Belkin agreed and said he would add language to the ordinance to address third-party complaints.
After agreeing the ordinance should be complaint-driven, the discussion focused on the proper decibel levels for the zones. Several different decibel levels have been proposed throughout the process.
Bernholtz recommended the council use state levels for the residential zone, but raise the commercial levels as a compromise for businesses.
Town Council member Leah Williams questioned raising the allowable levels in the commercial areas since they are adjacent to residential zones.
Mike Johnson, a Crested Butte resident, said decibel levels at 60/70 for commercial zones could be made to work.
“There are safeguards to protect residents in the ordinance,” Johnson said.
Decibel levels for the residential zone were set at 50 decibels during the nighttime hours (10 p.m. to 7 a.m.) and 55 decibels during the daytime (7 a.m. to 10 p.m.) After some debate the council agreed to set the commercial decibels at 60 for nighttime and 70 for daytime.
Town Council member Skip Berkshire, along with several community members, expressed concern about noise made by trucks and vehicles with modified muffler systems and recommended the council add a provision in the ordinance to address such situations.
“I just want people to think twice before modifying their exhaust system,” Berkshire said.
Belkin said a statement could be added to the prohibited noise section.
“Based on comments from the public and the long debate the council has had, this is a very good noise ordinance.
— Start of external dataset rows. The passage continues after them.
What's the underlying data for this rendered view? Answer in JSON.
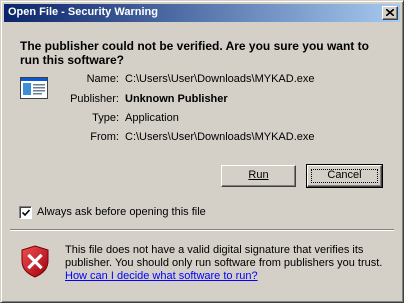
{
  "window": {
    "title": "Open File - Security Warning"
  },
  "headline": "The publisher could not be verified.  Are you sure you want to run this software?",
  "details": [
    {
      "label": "Name:",
      "value": "C:\\Users\\User\\Downloads\\MYKAD.exe",
      "bold": false
    },
    {
      "label": "Publisher:",
      "value": "Unknown Publisher",
      "bold": true
    },
    {
      "label": "Type:",
      "value": "Application",
      "bold": false
    },
    {
      "label": "From:",
      "value": "C:\\Users\\User\\Downloads\\MYKAD.exe",
      "bold": false
    }
  ],
  "buttons": {
    "run": "Run",
    "cancel": "Cancel"
  },
  "checkbox": {
    "label": "Always ask before opening this file",
    "checked": true
  },
  "warning": {
    "text": "This file does not have a valid digital signature that verifies its publisher.  You should only run software from publishers you trust.",
    "link": "How can I decide what software to run?"
  },
  "icons": {
    "close": "close-icon",
    "application": "application-icon",
    "checkmark": "checkmark-icon",
    "shield": "shield-warning-icon"
  },
  "colors": {
    "titlebar_start": "#0a246a",
    "titlebar_end": "#a6caf0",
    "dialog_bg": "#d4d0c8",
    "link": "#0000ff",
    "shield_red": "#c8102e"
  }
}
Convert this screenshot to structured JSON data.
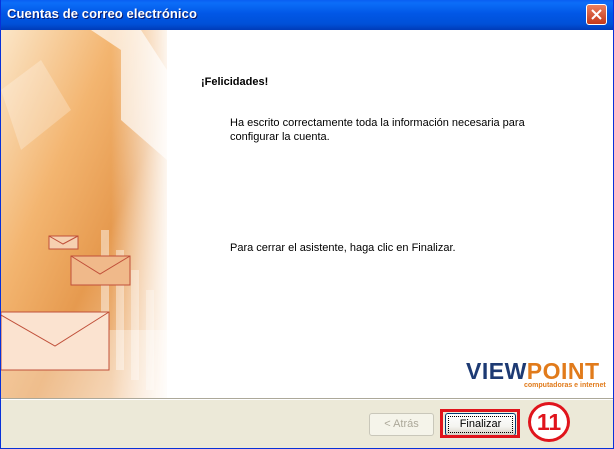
{
  "window": {
    "title": "Cuentas de correo electrónico"
  },
  "icons": {
    "close": "close-icon",
    "envelopes": "envelope-icon",
    "logo": "viewpoint-logo"
  },
  "colors": {
    "accent_orange": "#e17b1b",
    "brand_blue": "#1d3a73",
    "highlight_red": "#e0141c",
    "titlebar_blue": "#0054e3"
  },
  "wizard": {
    "heading": "¡Felicidades!",
    "message": "Ha escrito correctamente toda la información necesaria para configurar la cuenta.",
    "instruction": "Para cerrar el asistente, haga clic en Finalizar."
  },
  "logo": {
    "word_a": "VIEW",
    "word_b": "POINT",
    "tagline": "computadoras e internet"
  },
  "buttons": {
    "back": "< Atrás",
    "finish": "Finalizar"
  },
  "annotation": {
    "step": "11"
  }
}
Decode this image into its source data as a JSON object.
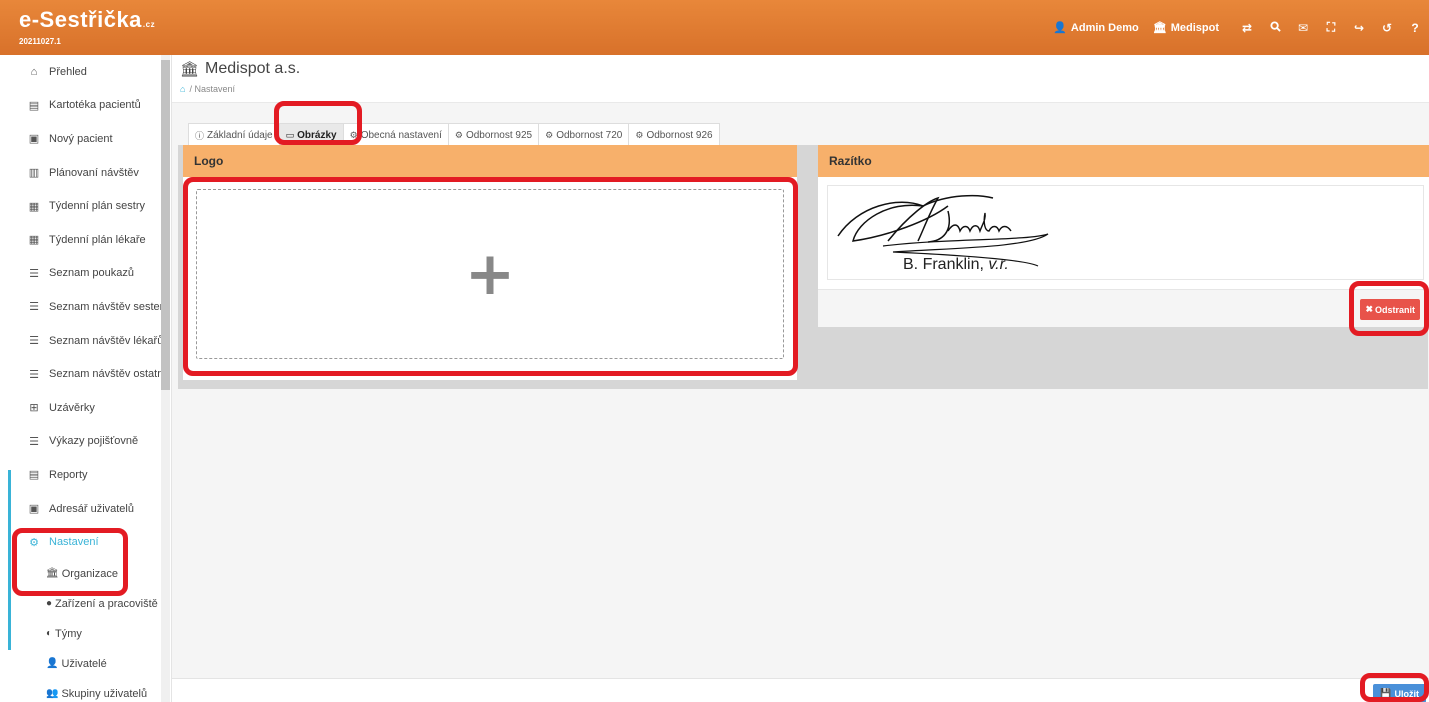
{
  "brand": {
    "name": "e-Sestřička",
    "tld": ".cz",
    "version": "20211027.1"
  },
  "topnav": {
    "user": "Admin Demo",
    "organization": "Medispot",
    "icons": [
      "exchange-icon",
      "search-icon",
      "envelope-icon",
      "fullscreen-icon",
      "logout-icon",
      "history-icon",
      "help-icon"
    ],
    "icon_glyphs": {
      "exchange": "⇄",
      "search": "🔍",
      "envelope": "✉",
      "fullscreen": "⛶",
      "logout": "↪",
      "history": "↺",
      "help": "?"
    }
  },
  "sidebar": {
    "items": [
      {
        "label": "Přehled",
        "icon": "⌂"
      },
      {
        "label": "Kartotéka pacientů",
        "icon": "▤"
      },
      {
        "label": "Nový pacient",
        "icon": "▣"
      },
      {
        "label": "Plánovaní návštěv",
        "icon": "▥"
      },
      {
        "label": "Týdenní plán sestry",
        "icon": "▦"
      },
      {
        "label": "Týdenní plán lékaře",
        "icon": "▦"
      },
      {
        "label": "Seznam poukazů",
        "icon": "☰"
      },
      {
        "label": "Seznam návštěv sester",
        "icon": "☰"
      },
      {
        "label": "Seznam návštěv lékařů",
        "icon": "☰"
      },
      {
        "label": "Seznam návštěv ostatní",
        "icon": "☰"
      },
      {
        "label": "Uzávěrky",
        "icon": "⊞"
      },
      {
        "label": "Výkazy pojišťovně",
        "icon": "☰"
      },
      {
        "label": "Reporty",
        "icon": "▤"
      },
      {
        "label": "Adresář uživatelů",
        "icon": "▣"
      },
      {
        "label": "Nastavení",
        "icon": "⚙"
      }
    ],
    "subitems": [
      {
        "label": "Organizace",
        "icon": "🏛"
      },
      {
        "label": "Zařízení a pracoviště",
        "icon": "●"
      },
      {
        "label": "Týmy",
        "icon": "◐"
      },
      {
        "label": "Uživatelé",
        "icon": "👤"
      },
      {
        "label": "Skupiny uživatelů",
        "icon": "👥"
      }
    ]
  },
  "page": {
    "title": "Medispot a.s.",
    "breadcrumb_current": "Nastavení"
  },
  "tabs": [
    {
      "label": "Základní údaje",
      "icon": "ⓘ"
    },
    {
      "label": "Obrázky",
      "icon": "▭"
    },
    {
      "label": "Obecná nastavení",
      "icon": "⚙"
    },
    {
      "label": "Odbornost 925",
      "icon": "⚙"
    },
    {
      "label": "Odbornost 720",
      "icon": "⚙"
    },
    {
      "label": "Odbornost 926",
      "icon": "⚙"
    }
  ],
  "logo_panel": {
    "title": "Logo",
    "upload_symbol": "+"
  },
  "stamp_panel": {
    "title": "Razítko",
    "signature_caption": "B. Franklin, ",
    "signature_suffix": "v.r.",
    "remove_label": "Odstranit"
  },
  "footer": {
    "save_label": "Uložit"
  },
  "colors": {
    "accent": "#e07a2f",
    "active_link": "#39b3d7",
    "panel_header": "#f7b06b",
    "remove": "#e8534a",
    "save": "#4a90d9",
    "highlight": "#e31b23"
  }
}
It’s closer to the state’s statues, and it accomplishes (the council’s) main concern—protecting the residents,” Belkin said of the ordinance.
A second public hearing for the noise ordinance will be held on Monday, November 5.